Records from a data source:

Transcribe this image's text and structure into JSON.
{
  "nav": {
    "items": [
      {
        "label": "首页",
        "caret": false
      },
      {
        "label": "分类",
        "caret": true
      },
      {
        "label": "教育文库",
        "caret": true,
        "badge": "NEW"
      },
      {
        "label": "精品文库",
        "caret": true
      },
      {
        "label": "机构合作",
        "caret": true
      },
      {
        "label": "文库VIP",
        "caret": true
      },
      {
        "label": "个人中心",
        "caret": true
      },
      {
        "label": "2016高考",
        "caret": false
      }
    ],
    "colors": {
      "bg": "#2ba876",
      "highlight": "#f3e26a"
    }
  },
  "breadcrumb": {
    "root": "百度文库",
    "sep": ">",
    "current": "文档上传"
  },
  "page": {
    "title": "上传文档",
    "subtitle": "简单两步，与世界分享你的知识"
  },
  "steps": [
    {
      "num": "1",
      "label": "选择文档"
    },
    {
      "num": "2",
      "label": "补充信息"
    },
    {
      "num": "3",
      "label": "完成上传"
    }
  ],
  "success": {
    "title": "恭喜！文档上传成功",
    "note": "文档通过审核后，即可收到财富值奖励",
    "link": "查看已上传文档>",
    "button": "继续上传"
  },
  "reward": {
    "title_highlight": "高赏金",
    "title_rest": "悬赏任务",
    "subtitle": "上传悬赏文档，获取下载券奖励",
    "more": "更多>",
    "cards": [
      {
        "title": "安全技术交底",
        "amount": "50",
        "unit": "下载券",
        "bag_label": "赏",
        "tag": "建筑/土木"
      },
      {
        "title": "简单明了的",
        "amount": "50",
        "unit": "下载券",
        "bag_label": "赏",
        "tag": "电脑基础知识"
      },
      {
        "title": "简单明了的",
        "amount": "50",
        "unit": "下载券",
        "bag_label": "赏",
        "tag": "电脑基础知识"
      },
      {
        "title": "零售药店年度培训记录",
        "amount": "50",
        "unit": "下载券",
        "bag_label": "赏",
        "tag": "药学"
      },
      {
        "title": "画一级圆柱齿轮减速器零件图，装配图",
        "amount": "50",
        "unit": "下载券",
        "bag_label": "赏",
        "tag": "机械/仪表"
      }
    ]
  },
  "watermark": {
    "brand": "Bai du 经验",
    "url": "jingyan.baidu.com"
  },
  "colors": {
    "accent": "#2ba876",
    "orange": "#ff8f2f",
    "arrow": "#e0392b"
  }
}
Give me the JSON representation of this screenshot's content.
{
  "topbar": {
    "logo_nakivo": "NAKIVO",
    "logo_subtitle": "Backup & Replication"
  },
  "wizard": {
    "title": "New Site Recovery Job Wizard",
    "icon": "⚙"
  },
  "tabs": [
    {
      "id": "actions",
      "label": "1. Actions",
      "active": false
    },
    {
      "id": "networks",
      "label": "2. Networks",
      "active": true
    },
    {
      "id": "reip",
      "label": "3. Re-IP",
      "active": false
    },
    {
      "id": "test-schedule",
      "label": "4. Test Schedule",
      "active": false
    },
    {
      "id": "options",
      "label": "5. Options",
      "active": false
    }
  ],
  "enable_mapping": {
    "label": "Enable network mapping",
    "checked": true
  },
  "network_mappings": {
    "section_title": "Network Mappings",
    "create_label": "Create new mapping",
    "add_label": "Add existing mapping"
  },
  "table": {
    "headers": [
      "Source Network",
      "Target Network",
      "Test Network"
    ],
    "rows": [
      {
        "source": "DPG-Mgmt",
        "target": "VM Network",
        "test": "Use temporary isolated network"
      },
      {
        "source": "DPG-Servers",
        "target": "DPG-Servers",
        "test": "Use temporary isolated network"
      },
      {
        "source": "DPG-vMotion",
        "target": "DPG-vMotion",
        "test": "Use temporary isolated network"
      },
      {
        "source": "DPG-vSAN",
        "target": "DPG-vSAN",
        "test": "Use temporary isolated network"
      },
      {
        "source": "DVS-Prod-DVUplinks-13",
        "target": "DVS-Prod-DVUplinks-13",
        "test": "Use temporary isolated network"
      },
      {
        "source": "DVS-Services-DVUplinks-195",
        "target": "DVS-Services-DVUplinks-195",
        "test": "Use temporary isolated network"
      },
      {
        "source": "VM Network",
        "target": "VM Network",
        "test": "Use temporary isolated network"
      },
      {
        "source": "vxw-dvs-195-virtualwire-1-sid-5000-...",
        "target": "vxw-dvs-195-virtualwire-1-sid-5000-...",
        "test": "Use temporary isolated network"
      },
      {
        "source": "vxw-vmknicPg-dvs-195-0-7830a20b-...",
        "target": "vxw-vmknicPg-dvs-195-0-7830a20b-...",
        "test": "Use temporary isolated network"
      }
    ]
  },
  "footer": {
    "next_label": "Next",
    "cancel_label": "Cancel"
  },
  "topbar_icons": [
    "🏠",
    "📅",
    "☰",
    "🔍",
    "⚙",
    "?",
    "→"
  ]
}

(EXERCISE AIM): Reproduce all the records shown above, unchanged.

(OUTPUT FOR THIS EXERCISE):
Transcribe this image's text and structure into JSON.
{
  "nav": {
    "items": [
      {
        "label": "首页",
        "caret": false
      },
      {
        "label": "分类",
        "caret": true
      },
      {
        "label": "教育文库",
        "caret": true,
        "badge": "NEW"
      },
      {
        "label": "精品文库",
        "caret": true
      },
      {
        "label": "机构合作",
        "caret": true
      },
      {
        "label": "文库VIP",
        "caret": true
      },
      {
        "label": "个人中心",
        "caret": true
      },
      {
        "label": "2016高考",
        "caret": false
      }
    ],
    "colors": {
      "bg": "#2ba876",
      "highlight": "#f3e26a"
    }
  },
  "breadcrumb": {
    "root": "百度文库",
    "sep": ">",
    "current": "文档上传"
  },
  "page": {
    "title": "上传文档",
    "subtitle": "简单两步，与世界分享你的知识"
  },
  "steps": [
    {
      "num": "1",
      "label": "选择文档"
    },
    {
      "num": "2",
      "label": "补充信息"
    },
    {
      "num": "3",
      "label": "完成上传"
    }
  ],
  "success": {
    "title": "恭喜！文档上传成功",
    "note": "文档通过审核后，即可收到财富值奖励",
    "link": "查看已上传文档>",
    "button": "继续上传"
  },
  "reward": {
    "title_highlight": "高赏金",
    "title_rest": "悬赏任务",
    "subtitle": "上传悬赏文档，获取下载券奖励",
    "more": "更多>",
    "cards": [
      {
        "title": "安全技术交底",
        "amount": "50",
        "unit": "下载券",
        "bag_label": "赏",
        "tag": "建筑/土木"
      },
      {
        "title": "简单明了的",
        "amount": "50",
        "unit": "下载券",
        "bag_label": "赏",
        "tag": "电脑基础知识"
      },
      {
        "title": "简单明了的",
        "amount": "50",
        "unit": "下载券",
        "bag_label": "赏",
        "tag": "电脑基础知识"
      },
      {
        "title": "零售药店年度培训记录",
        "amount": "50",
        "unit": "下载券",
        "bag_label": "赏",
        "tag": "药学"
      },
      {
        "title": "画一级圆柱齿轮减速器零件图，装配图",
        "amount": "50",
        "unit": "下载券",
        "bag_label": "赏",
        "tag": "机械/仪表"
      }
    ]
  },
  "watermark": {
    "brand": "Bai du 经验",
    "url": "jingyan.baidu.com"
  },
  "colors": {
    "accent": "#2ba876",
    "orange": "#ff8f2f",
    "arrow": "#e0392b"
  }
}
Give me the JSON representation of this screenshot's content.
{
  "topbar": {
    "logo_nakivo": "NAKIVO",
    "logo_subtitle": "Backup & Replication"
  },
  "wizard": {
    "title": "New Site Recovery Job Wizard",
    "icon": "⚙"
  },
  "tabs": [
    {
      "id": "actions",
      "label": "1. Actions",
      "active": false
    },
    {
      "id": "networks",
      "label": "2. Networks",
      "active": true
    },
    {
      "id": "reip",
      "label": "3. Re-IP",
      "active": false
    },
    {
      "id": "test-schedule",
      "label": "4. Test Schedule",
      "active": false
    },
    {
      "id": "options",
      "label": "5. Options",
      "active": false
    }
  ],
  "enable_mapping": {
    "label": "Enable network mapping",
    "checked": true
  },
  "network_mappings": {
    "section_title": "Network Mappings",
    "create_label": "Create new mapping",
    "add_label": "Add existing mapping"
  },
  "table": {
    "headers": [
      "Source Network",
      "Target Network",
      "Test Network"
    ],
    "rows": [
      {
        "source": "DPG-Mgmt",
        "target": "VM Network",
        "test": "Use temporary isolated network"
      },
      {
        "source": "DPG-Servers",
        "target": "DPG-Servers",
        "test": "Use temporary isolated network"
      },
      {
        "source": "DPG-vMotion",
        "target": "DPG-vMotion",
        "test": "Use temporary isolated network"
      },
      {
        "source": "DPG-vSAN",
        "target": "DPG-vSAN",
        "test": "Use temporary isolated network"
      },
      {
        "source": "DVS-Prod-DVUplinks-13",
        "target": "DVS-Prod-DVUplinks-13",
        "test": "Use temporary isolated network"
      },
      {
        "source": "DVS-Services-DVUplinks-195",
        "target": "DVS-Services-DVUplinks-195",
        "test": "Use temporary isolated network"
      },
      {
        "source": "VM Network",
        "target": "VM Network",
        "test": "Use temporary isolated network"
      },
      {
        "source": "vxw-dvs-195-virtualwire-1-sid-5000-...",
        "target": "vxw-dvs-195-virtualwire-1-sid-5000-...",
        "test": "Use temporary isolated network"
      },
      {
        "source": "vxw-vmknicPg-dvs-195-0-7830a20b-...",
        "target": "vxw-vmknicPg-dvs-195-0-7830a20b-...",
        "test": "Use temporary isolated network"
      }
    ]
  },
  "footer": {
    "next_label": "Next",
    "cancel_label": "Cancel"
  },
  "topbar_icons": [
    "🏠",
    "📅",
    "☰",
    "🔍",
    "⚙",
    "?",
    "→"
  ]
}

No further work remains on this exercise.